Through our lives, each and every one of us meets and become acquainted with a range of people with unique characteristics, personalities and lifestyles. Friendships begin to bloom and circles of trust begin to form. Yet, we all have friends that are closer than others; indeed, friends can be categorised into ‘friends’, ‘good friends’, ‘close friends’ and the ultimate ‘best friend’. However, as the years roll by and we gradually become older, some friendships begin to fizzle out until eventually all contact is dissolved. This gradual disappearance of a once-budding friendship is of course a loss to both persons involved yet it also to a certain extent is inevitable; as much like romantic relationships, friendships need both people’s time and energy in order to flourish and grow emotionally.
Needless to say, we all prefer to be close to those who bring out the best in us and whose company that makes us feel happy, secure and engaged in both light-hearted and more meaningful conversations. Likewise, friendships that make you feel drained of energy, make you feel unheard due to their endless dramas or even make you feel used through their pestering favour requests, unquestionably will make you feel less inclined to spend time with them resulting in the need particular consideration as to whether your time and energy is worth the exchange of their ‘friendship’. Yet, despite this, to what extent do we keep such friendships in order to maintain a sense of ‘popularity’; as when it comes to friendships, many wrongly believe that importance lies within the quantity and not quality of friendships.
Through social networking sites, such as that of ‘Twitter’ and ‘Facebook’ in particular, the idea of the importance of popularity has never been so rife. The more ‘friends’ we have on these sites, the more ‘popular’ we deem ourselves to be…but, who are these ‘friends’ anyway? Are every one of those two hundred and something plus friends on these sites truly friends?

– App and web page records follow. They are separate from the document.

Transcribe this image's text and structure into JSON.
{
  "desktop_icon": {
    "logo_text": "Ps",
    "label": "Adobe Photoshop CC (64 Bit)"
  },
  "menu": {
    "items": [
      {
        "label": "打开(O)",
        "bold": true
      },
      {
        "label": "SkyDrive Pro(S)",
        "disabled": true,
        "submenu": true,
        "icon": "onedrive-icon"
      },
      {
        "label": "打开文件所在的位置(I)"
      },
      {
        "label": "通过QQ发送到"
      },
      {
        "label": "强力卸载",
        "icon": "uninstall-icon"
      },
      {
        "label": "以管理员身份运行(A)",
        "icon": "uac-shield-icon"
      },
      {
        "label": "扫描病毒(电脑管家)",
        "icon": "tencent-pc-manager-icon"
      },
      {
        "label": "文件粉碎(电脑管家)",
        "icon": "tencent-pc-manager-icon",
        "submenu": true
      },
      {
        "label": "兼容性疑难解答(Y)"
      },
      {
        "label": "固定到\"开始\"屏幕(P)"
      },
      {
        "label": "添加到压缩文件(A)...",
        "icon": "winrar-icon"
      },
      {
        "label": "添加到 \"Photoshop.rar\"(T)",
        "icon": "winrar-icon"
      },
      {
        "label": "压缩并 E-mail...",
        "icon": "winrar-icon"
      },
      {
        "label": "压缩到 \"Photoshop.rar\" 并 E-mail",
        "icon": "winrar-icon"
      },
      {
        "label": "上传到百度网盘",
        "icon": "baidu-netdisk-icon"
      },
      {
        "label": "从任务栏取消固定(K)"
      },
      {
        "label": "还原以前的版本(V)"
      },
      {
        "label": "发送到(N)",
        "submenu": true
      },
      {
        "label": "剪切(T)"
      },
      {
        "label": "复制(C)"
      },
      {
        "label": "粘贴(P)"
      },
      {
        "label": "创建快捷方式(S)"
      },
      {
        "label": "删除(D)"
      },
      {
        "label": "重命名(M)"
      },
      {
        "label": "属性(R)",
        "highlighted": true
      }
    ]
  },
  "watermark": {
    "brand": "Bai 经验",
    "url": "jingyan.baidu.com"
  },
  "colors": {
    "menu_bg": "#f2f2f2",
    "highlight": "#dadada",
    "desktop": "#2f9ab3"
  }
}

It made me think that maybe the idea and definition of ‘friend’ is changing; yet the socially constructed importance of popularity has really always been present within the fabric of society-it is just now more overt with the introduction of social networking sites.
Words by: Natasha Ayres